unless-top-url triggers. These match the whole URL instead of the host alone, giving Content Blockers more flexibility to identify specific URLs.
Bookmarks. Bookmarks in folders are now displayed in the expanded address bar as a grid of icons rather than a plain list of webpage titles.
WebRTC and Media Capture. Among several technical changes to WebKit, the adoption of WebRTC means iOS Safari can support modern rich web apps such as Cast and Zencastr, which allow end-to-end podcast recording in a web browser.
There's also support for the Media Capture API, which lets websites access the camera and microphone streams from a user's device (following a permission dialog). When Safari is recording audio, you’ll see a red microphone icon in the address bar.
Free of the controversy surrounding Content Blockers, Apple has improved various aspects of Safari and modernized its foundation with a focus on privacy and making the web a better place for users. The effects of Safari’s tracking prevention are still unproven, but Apple’s intentions are laudable. After Notes, Safari is the other crown jewel of Apple’s iOS app suite, and it keeps leading the way for the web industry at large.
- Perhaps the smallest change: Safari's scrolling now has the same inertia as the rest of iOS. This felt different in June, but it's completely normal to me now. Out of curiosity, I tried Safari for iOS 10 again, and its non-inertial scrolling felt broken. ↩︎

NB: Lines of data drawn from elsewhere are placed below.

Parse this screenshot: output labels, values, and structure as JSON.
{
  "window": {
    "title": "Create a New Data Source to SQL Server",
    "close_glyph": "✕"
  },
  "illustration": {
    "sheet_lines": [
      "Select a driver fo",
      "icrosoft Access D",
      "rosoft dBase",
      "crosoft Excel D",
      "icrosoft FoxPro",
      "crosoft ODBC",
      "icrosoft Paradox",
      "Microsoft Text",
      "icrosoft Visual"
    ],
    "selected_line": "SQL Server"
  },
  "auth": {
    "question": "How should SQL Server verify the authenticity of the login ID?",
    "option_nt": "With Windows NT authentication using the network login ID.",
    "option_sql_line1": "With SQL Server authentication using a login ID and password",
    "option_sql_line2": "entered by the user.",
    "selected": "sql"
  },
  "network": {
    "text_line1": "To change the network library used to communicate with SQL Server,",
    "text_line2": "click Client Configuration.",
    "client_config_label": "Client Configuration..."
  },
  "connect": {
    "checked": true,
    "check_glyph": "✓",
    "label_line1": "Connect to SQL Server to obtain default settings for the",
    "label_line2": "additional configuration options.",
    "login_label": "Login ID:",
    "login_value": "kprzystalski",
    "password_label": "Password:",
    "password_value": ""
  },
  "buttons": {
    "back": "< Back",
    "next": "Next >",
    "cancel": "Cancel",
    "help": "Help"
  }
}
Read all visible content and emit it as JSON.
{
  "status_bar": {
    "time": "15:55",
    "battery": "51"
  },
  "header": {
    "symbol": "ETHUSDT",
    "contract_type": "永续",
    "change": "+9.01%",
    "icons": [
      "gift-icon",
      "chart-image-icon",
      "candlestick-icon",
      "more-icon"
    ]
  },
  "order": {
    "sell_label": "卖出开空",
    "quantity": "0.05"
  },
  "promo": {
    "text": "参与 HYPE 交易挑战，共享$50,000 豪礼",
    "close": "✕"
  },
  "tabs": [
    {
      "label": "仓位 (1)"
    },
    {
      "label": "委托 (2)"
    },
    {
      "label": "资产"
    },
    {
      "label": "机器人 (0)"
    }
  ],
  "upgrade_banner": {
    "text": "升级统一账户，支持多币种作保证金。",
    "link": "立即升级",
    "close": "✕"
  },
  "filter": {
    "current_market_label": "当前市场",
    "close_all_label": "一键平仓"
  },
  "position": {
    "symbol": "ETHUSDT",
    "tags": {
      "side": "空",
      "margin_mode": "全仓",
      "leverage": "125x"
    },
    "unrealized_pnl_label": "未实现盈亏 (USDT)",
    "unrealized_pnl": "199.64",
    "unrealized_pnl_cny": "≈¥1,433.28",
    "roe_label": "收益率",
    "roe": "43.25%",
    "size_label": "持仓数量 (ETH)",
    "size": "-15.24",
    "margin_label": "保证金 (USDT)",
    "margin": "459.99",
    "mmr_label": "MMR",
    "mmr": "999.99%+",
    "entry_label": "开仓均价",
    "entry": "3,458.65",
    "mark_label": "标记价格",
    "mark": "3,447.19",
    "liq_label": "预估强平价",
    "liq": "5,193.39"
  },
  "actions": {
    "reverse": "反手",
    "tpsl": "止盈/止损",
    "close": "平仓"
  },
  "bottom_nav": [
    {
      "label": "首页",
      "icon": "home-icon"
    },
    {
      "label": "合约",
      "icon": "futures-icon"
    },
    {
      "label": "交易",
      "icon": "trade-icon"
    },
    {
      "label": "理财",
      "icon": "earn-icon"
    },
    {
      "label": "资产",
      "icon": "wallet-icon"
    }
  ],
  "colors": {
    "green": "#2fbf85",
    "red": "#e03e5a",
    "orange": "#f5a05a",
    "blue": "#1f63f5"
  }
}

- This also means that if you keep Private Mode enabled in Safari, it won’t carry over to Safari View Controller in apps. ↩︎